- [Brief]:
Every line below that holds the string "generated" should be copied out.

(Data records for software interfaces)

————

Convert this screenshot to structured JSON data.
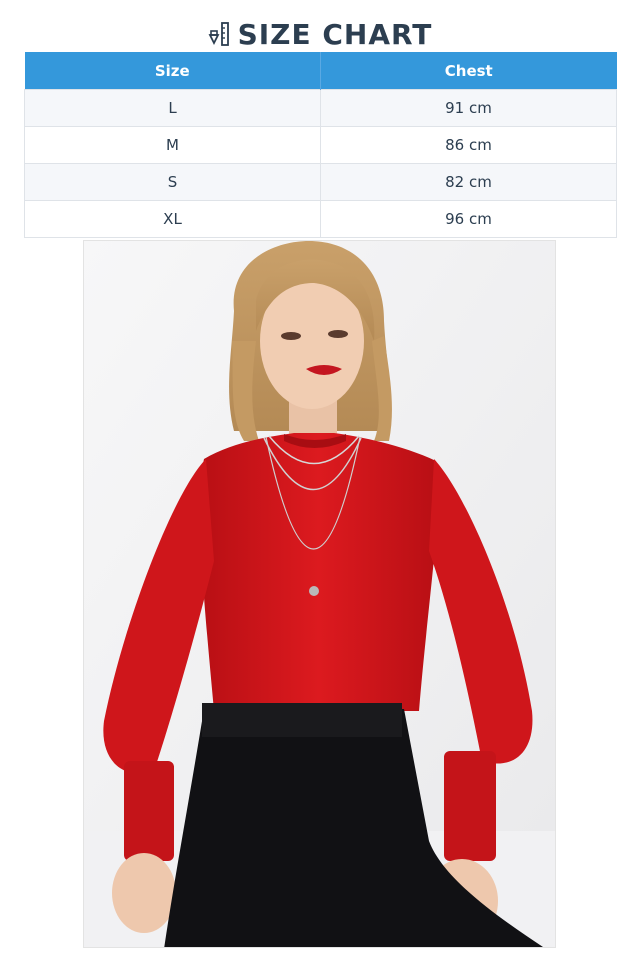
{
  "header": {
    "title": "SIZE CHART",
    "icon": "ruler-pencil-icon"
  },
  "table": {
    "columns": [
      "Size",
      "Chest"
    ],
    "rows": [
      {
        "size": "L",
        "chest": "91 cm"
      },
      {
        "size": "M",
        "chest": "86 cm"
      },
      {
        "size": "S",
        "chest": "82 cm"
      },
      {
        "size": "XL",
        "chest": "96 cm"
      }
    ]
  },
  "colors": {
    "header_bg": "#3498db",
    "title": "#2c3e50",
    "row_alt": "#f5f7fa",
    "garment": "#d8161b"
  },
  "product_image": {
    "subject": "model-in-red-top"
  }
}
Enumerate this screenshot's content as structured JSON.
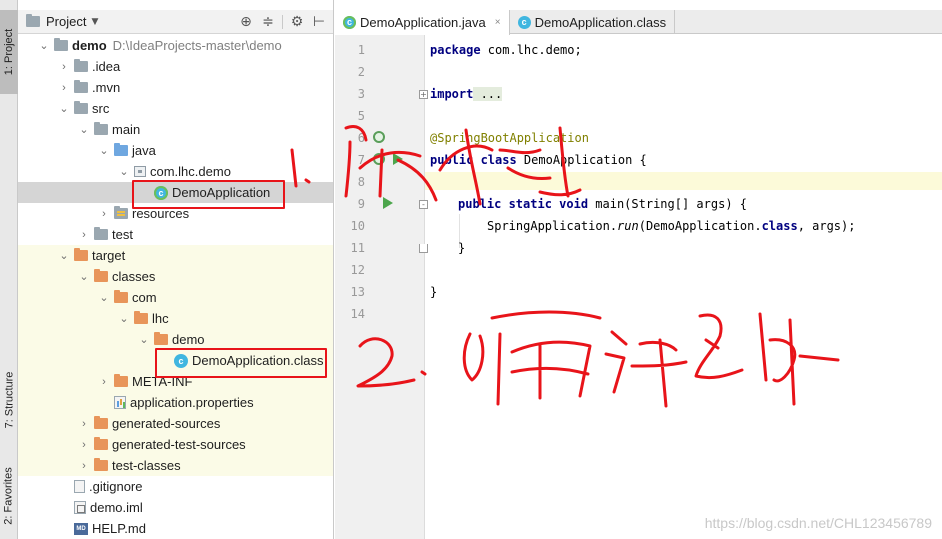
{
  "tool_strip": {
    "project_label": "1: Project",
    "structure_label": "7: Structure",
    "favorites_label": "2: Favorites"
  },
  "project_panel": {
    "title": "Project",
    "header_icons": [
      "target-icon",
      "collapse-icon",
      "gear-icon",
      "hide-icon"
    ],
    "tree": [
      {
        "label": "demo",
        "path": "D:\\IdeaProjects-master\\demo",
        "depth": 0,
        "arrow": "down",
        "icon": "folder",
        "bold": true
      },
      {
        "label": ".idea",
        "depth": 1,
        "arrow": "right",
        "icon": "folder"
      },
      {
        "label": ".mvn",
        "depth": 1,
        "arrow": "right",
        "icon": "folder"
      },
      {
        "label": "src",
        "depth": 1,
        "arrow": "down",
        "icon": "folder"
      },
      {
        "label": "main",
        "depth": 2,
        "arrow": "down",
        "icon": "folder"
      },
      {
        "label": "java",
        "depth": 3,
        "arrow": "down",
        "icon": "folder-blue"
      },
      {
        "label": "com.lhc.demo",
        "depth": 4,
        "arrow": "down",
        "icon": "package"
      },
      {
        "label": "DemoApplication",
        "depth": 5,
        "arrow": "none",
        "icon": "spring-class",
        "selected": true
      },
      {
        "label": "resources",
        "depth": 3,
        "arrow": "right",
        "icon": "folder-res"
      },
      {
        "label": "test",
        "depth": 2,
        "arrow": "right",
        "icon": "folder"
      },
      {
        "label": "target",
        "depth": 1,
        "arrow": "down",
        "icon": "folder-orange",
        "tint": true
      },
      {
        "label": "classes",
        "depth": 2,
        "arrow": "down",
        "icon": "folder-orange",
        "tint": true
      },
      {
        "label": "com",
        "depth": 3,
        "arrow": "down",
        "icon": "folder-orange",
        "tint": true
      },
      {
        "label": "lhc",
        "depth": 4,
        "arrow": "down",
        "icon": "folder-orange",
        "tint": true
      },
      {
        "label": "demo",
        "depth": 5,
        "arrow": "down",
        "icon": "folder-orange",
        "tint": true
      },
      {
        "label": "DemoApplication.class",
        "depth": 6,
        "arrow": "none",
        "icon": "class",
        "tint": true
      },
      {
        "label": "META-INF",
        "depth": 3,
        "arrow": "right",
        "icon": "folder-orange",
        "tint": true
      },
      {
        "label": "application.properties",
        "depth": 3,
        "arrow": "none",
        "icon": "properties",
        "tint": true
      },
      {
        "label": "generated-sources",
        "depth": 2,
        "arrow": "right",
        "icon": "folder-orange",
        "tint": true
      },
      {
        "label": "generated-test-sources",
        "depth": 2,
        "arrow": "right",
        "icon": "folder-orange",
        "tint": true
      },
      {
        "label": "test-classes",
        "depth": 2,
        "arrow": "right",
        "icon": "folder-orange",
        "tint": true
      },
      {
        "label": ".gitignore",
        "depth": 1,
        "arrow": "none",
        "icon": "file"
      },
      {
        "label": "demo.iml",
        "depth": 1,
        "arrow": "none",
        "icon": "iml"
      },
      {
        "label": "HELP.md",
        "depth": 1,
        "arrow": "none",
        "icon": "md"
      }
    ]
  },
  "editor": {
    "tabs": [
      {
        "label": "DemoApplication.java",
        "active": true,
        "close": "×"
      },
      {
        "label": "DemoApplication.class",
        "active": false
      }
    ],
    "line_numbers": [
      "1",
      "2",
      "3",
      "5",
      "6",
      "7",
      "8",
      "9",
      "10",
      "11",
      "12",
      "13",
      "14"
    ],
    "code": {
      "l1_kw": "package",
      "l1_rest": " com.lhc.demo;",
      "l3_kw": "import",
      "l3_rest": " ...",
      "l6_anno": "@SpringBootApplication",
      "l7_kw": "public class",
      "l7_rest": " DemoApplication {",
      "l9_kw": "public static void",
      "l9_rest": " main(String[] args) {",
      "l10_a": "SpringApplication.",
      "l10_b": "run",
      "l10_c": "(DemoApplication.",
      "l10_d": "class",
      "l10_e": ", args);",
      "l11": "}",
      "l13": "}"
    }
  },
  "watermark": "https://blog.csdn.net/CHL123456789",
  "annotation_color": "#e8141a"
}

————

- [Response to this exercise]:
        "label": "generated-sources",
        "label": "generated-test-sources",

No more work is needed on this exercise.